Laerhoven: Charles Baudelaire was obsessed by literary greatness. He groveled and crawled for the great literati of his time to accept him as one of them. To no avail. His poetry became famous only after his death. He tried to make up for this lack of recognition by his contemporaries via excessive and decadent behavior and dandy-like snobbism. I take pity on him as a man, but as an artist he was a genius. Commissioner Lefèvre, just like me, descended from rather low-class people, and has sufficient “common sense” to see through the vanity of artists, but at the same time he is aesthetically sensitive enough to be fascinated by those who have talent. I think that mostly reflects my own stand in this.
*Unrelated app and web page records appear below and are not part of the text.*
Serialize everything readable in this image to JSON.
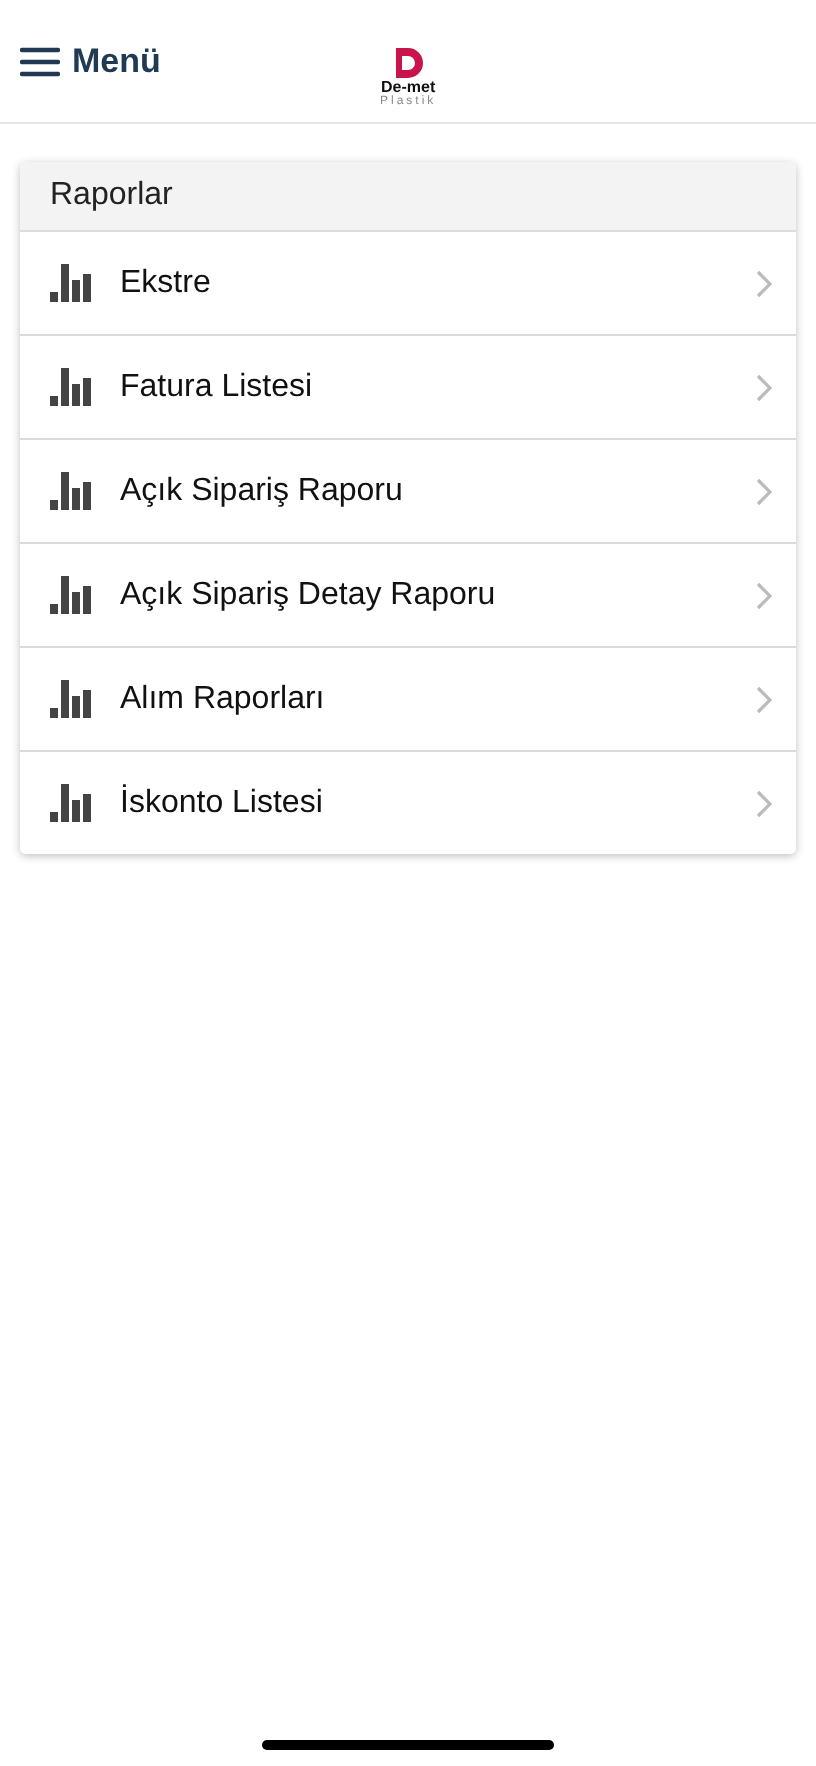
{
  "header": {
    "menu_label": "Menü",
    "logo": {
      "name": "De-met",
      "subtitle": "Plastik"
    }
  },
  "reports": {
    "title": "Raporlar",
    "items": [
      {
        "label": "Ekstre"
      },
      {
        "label": "Fatura Listesi"
      },
      {
        "label": "Açık Sipariş Raporu"
      },
      {
        "label": "Açık Sipariş Detay Raporu"
      },
      {
        "label": "Alım Raporları"
      },
      {
        "label": "İskonto Listesi"
      }
    ]
  }
}
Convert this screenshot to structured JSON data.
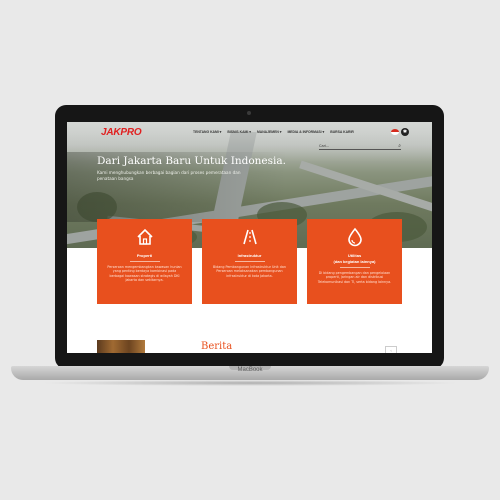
{
  "device": {
    "base_label": "MacBook"
  },
  "site": {
    "logo": "JAKPRO",
    "nav": [
      "TENTANG KAMI ▾",
      "BISNIS KAMI ▾",
      "MANAJEMEN ▾",
      "MEDIA & INFORMASI ▾",
      "BURSA KARIR"
    ],
    "search_placeholder": "Cari...",
    "hero_title": "Dari Jakarta Baru Untuk Indonesia.",
    "hero_subtitle": "Kami menghubungkan berbagai bagian dari proses pemerataan dan penataan bangsa",
    "cards": [
      {
        "title": "Properti",
        "subtitle": "",
        "icon": "house-icon",
        "desc": "Perseroan mengembangkan kawasan hunian yang penting berdaya kombinasi pada berbagai kawasan strategis di wilayah DKI Jakarta dan sekitarnya."
      },
      {
        "title": "Infrastruktur",
        "subtitle": "",
        "icon": "road-icon",
        "desc": "Bidang Pembangunan Infrastruktur Unit dan Perseroan melaksanakan pembangunan infrastruktur di kota Jakarta."
      },
      {
        "title": "Utilitas",
        "subtitle": "(dan kegiatan lainnya)",
        "icon": "water-drop-icon",
        "desc": "Di bidang pengembangan dan pengelolaan properti, jaringan air dan distribusi Telekomunikasi dan TI, serta bidang lainnya."
      }
    ],
    "section_title": "Berita",
    "pager_label": "‹"
  },
  "colors": {
    "accent": "#e8501e",
    "logo_red": "#e02020"
  }
}
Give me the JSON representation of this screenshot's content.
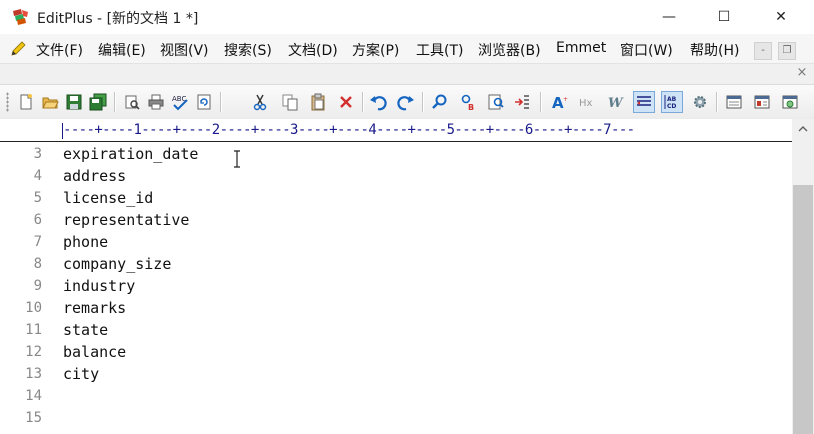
{
  "window": {
    "title": "EditPlus - [新的文档 1 *]",
    "controls": {
      "minimize": "—",
      "maximize": "☐",
      "close": "✕"
    }
  },
  "menu": {
    "items": [
      {
        "label": "文件(F)"
      },
      {
        "label": "编辑(E)"
      },
      {
        "label": "视图(V)"
      },
      {
        "label": "搜索(S)"
      },
      {
        "label": "文档(D)"
      },
      {
        "label": "方案(P)"
      },
      {
        "label": "工具(T)"
      },
      {
        "label": "浏览器(B)"
      },
      {
        "label": "Emmet"
      },
      {
        "label": "窗口(W)"
      },
      {
        "label": "帮助(H)"
      }
    ],
    "mdi_minimize": "-",
    "mdi_restore": "❐"
  },
  "document": {
    "close_glyph": "×"
  },
  "toolbar": {
    "buttons": [
      {
        "icon": "new-file-icon"
      },
      {
        "icon": "open-folder-icon"
      },
      {
        "icon": "save-icon"
      },
      {
        "icon": "save-all-icon"
      },
      {
        "icon": "print-preview-icon"
      },
      {
        "icon": "print-icon"
      },
      {
        "icon": "spellcheck-icon"
      },
      {
        "icon": "refresh-icon"
      },
      {
        "icon": "cut-icon"
      },
      {
        "icon": "copy-icon"
      },
      {
        "icon": "paste-icon"
      },
      {
        "icon": "delete-icon"
      },
      {
        "icon": "undo-icon"
      },
      {
        "icon": "redo-icon"
      },
      {
        "icon": "find-icon"
      },
      {
        "icon": "replace-icon"
      },
      {
        "icon": "find-in-files-icon"
      },
      {
        "icon": "goto-line-icon"
      },
      {
        "icon": "font-size-icon"
      },
      {
        "icon": "hex-icon"
      },
      {
        "icon": "word-wrap-icon"
      },
      {
        "icon": "line-numbers-icon"
      },
      {
        "icon": "ruler-icon"
      },
      {
        "icon": "settings-gear-icon"
      },
      {
        "icon": "directory-window-icon"
      },
      {
        "icon": "cliptext-window-icon"
      },
      {
        "icon": "browser-window-icon"
      }
    ],
    "labels": {
      "hex": "Hx",
      "word_wrap": "W",
      "font_size": "A"
    }
  },
  "ruler": {
    "text": "----+----1----+----2----+----3----+----4----+----5----+----6----+----7---"
  },
  "editor": {
    "lines": [
      {
        "num": "3",
        "text": "expiration_date"
      },
      {
        "num": "4",
        "text": "address"
      },
      {
        "num": "5",
        "text": "license_id"
      },
      {
        "num": "6",
        "text": "representative"
      },
      {
        "num": "7",
        "text": "phone"
      },
      {
        "num": "8",
        "text": "company_size"
      },
      {
        "num": "9",
        "text": "industry"
      },
      {
        "num": "10",
        "text": "remarks"
      },
      {
        "num": "11",
        "text": "state"
      },
      {
        "num": "12",
        "text": "balance"
      },
      {
        "num": "13",
        "text": "city"
      },
      {
        "num": "14",
        "text": ""
      },
      {
        "num": "15",
        "text": ""
      }
    ]
  },
  "colors": {
    "ruler_text": "#1a1a8a",
    "line_numbers": "#888888",
    "toolbar_active": "#cfe3f7"
  }
}
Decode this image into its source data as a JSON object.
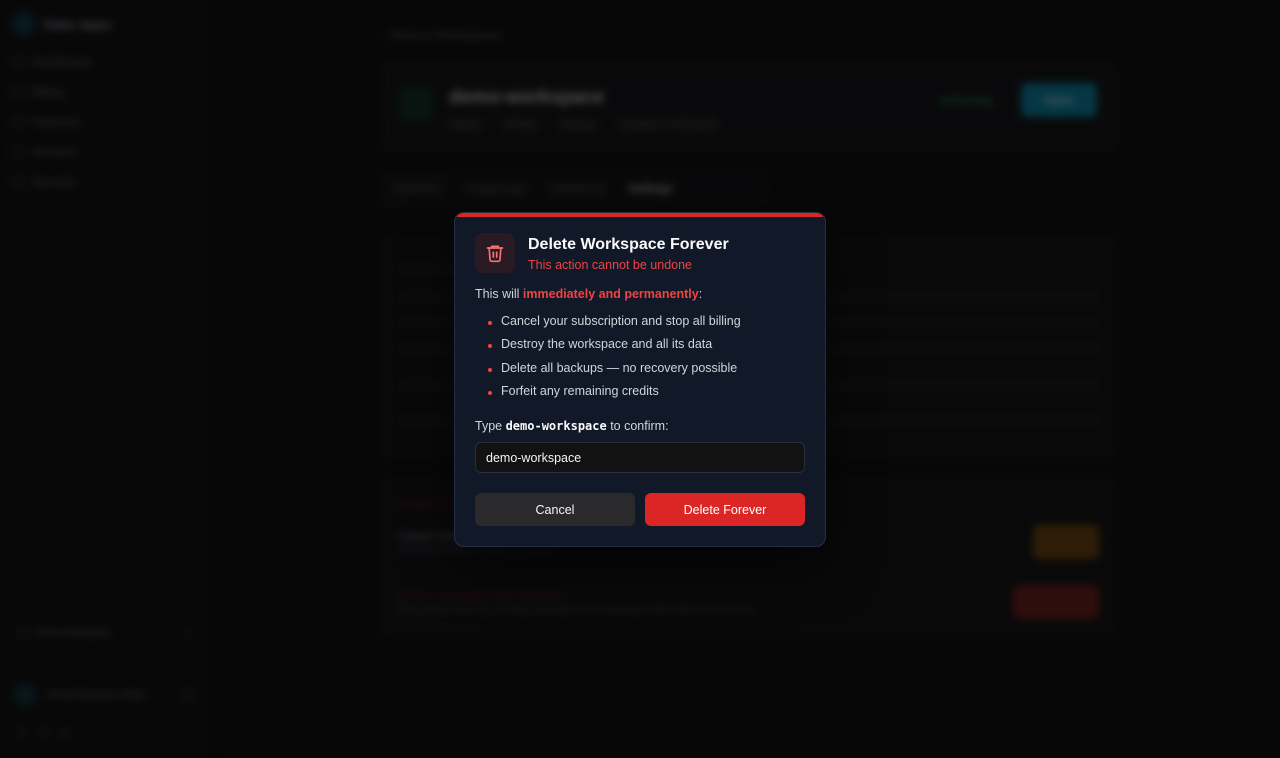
{
  "sidebar": {
    "brand": "Daku Apps",
    "items": [
      {
        "label": "Dashboard",
        "icon": "grid-icon"
      },
      {
        "label": "Billing",
        "icon": "card-icon"
      },
      {
        "label": "Payment",
        "icon": "wallet-icon"
      },
      {
        "label": "Account",
        "icon": "user-icon"
      },
      {
        "label": "Security",
        "icon": "shield-icon"
      }
    ],
    "docs_label": "Documentation",
    "user_label": "Vinod Ramesh Alder"
  },
  "main": {
    "back_label": "Back to Workspaces",
    "workspace": {
      "name": "demo-workspace",
      "meta": [
        "Starter",
        "$7/Mo",
        "Europe",
        "Created 17/05/2025"
      ],
      "status": "Running",
      "open_label": "Open"
    },
    "tabs": [
      {
        "label": "Overview"
      },
      {
        "label": "Usage Logs"
      },
      {
        "label": "Monitoring"
      },
      {
        "label": "Settings"
      }
    ],
    "subscription": {
      "title": "Subscription",
      "plan_label": "Plan",
      "plan_value": "Starter · $7/Mo",
      "renewal_label": "Renewal date",
      "renewal_value": "17/06/2025",
      "cycle_label": "Billing period",
      "cycle_value": "Monthly"
    },
    "danger": {
      "title": "Danger Zone",
      "cancel_title": "Cancel subscription",
      "cancel_sub": "Stop future billing for this workspace",
      "cancel_btn": "Cancel",
      "delete_title": "Delete workspace permanently",
      "delete_sub": "Immediately destroys. All data, backups and remaining credits will be lost forever.",
      "delete_btn": "Delete"
    }
  },
  "modal": {
    "title": "Delete Workspace Forever",
    "subtitle": "This action cannot be undone",
    "warning_prefix": "This will ",
    "warning_emphasis": "immediately and permanently",
    "warning_suffix": ":",
    "consequences": [
      "Cancel your subscription and stop all billing",
      "Destroy the workspace and all its data",
      "Delete all backups — no recovery possible",
      "Forfeit any remaining credits"
    ],
    "confirm_prefix": "Type ",
    "confirm_code": "demo-workspace",
    "confirm_suffix": " to confirm:",
    "input_value": "demo-workspace",
    "cancel_label": "Cancel",
    "delete_label": "Delete Forever",
    "colors": {
      "accent": "#dc2626",
      "danger_text": "#ef4444",
      "background": "#111827"
    }
  }
}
Ah, the classics, a tender subject… I’ve just read the excellent novel The Human Stain wherein Philip Roth, through the character of the black schoolteacher Ernestine Coleman, laments the foolishness of not studying the classics: “Reading the classics is too difficult, therefore it’s the classics that are to blame.” Earlier in this interview, I mentioned the concept of the “one-dimensional.” It will be one of the great challenges of this over-speeding time not to create “one-dimensional” people who think: if I can’t learn it, there is something wrong with it.
Faktorovich: Would you like to comment on anything else connected with this book, upcoming projects, or the writing craft? Thanks for participating in this interview!
Laerhoven: Thanks for having me, it was an engaging conversation. End of September, I’ll submit a second translated novel to Pegasus Books. I think that Return to Hiroshima, set in the nineties in Hiroshima, is, in the genre of the cross-over, one of my best novels. As is becoming my trademark, Return to Hiroshima can be read on multiple levels and paints a hopefully fascinating portrait of the Japanese spirit of “bushido”, the way of the warrior… For those who want to learn more about the book, the reviews in Holland and Belgium have been translated in English on this link: http://www.bobvanlaerhoven.be/en/page/82/terug-naar-hiroshima-return-to-Hiroshima
Return to Hiroshima was among 5 nominees for the Hercule Poirot Prize in 2010, but, having already won the Prize in 2007 with Baudelaire’s Revenge, I knew that this time it wouldn’t happen: no-one has won the Prize twice.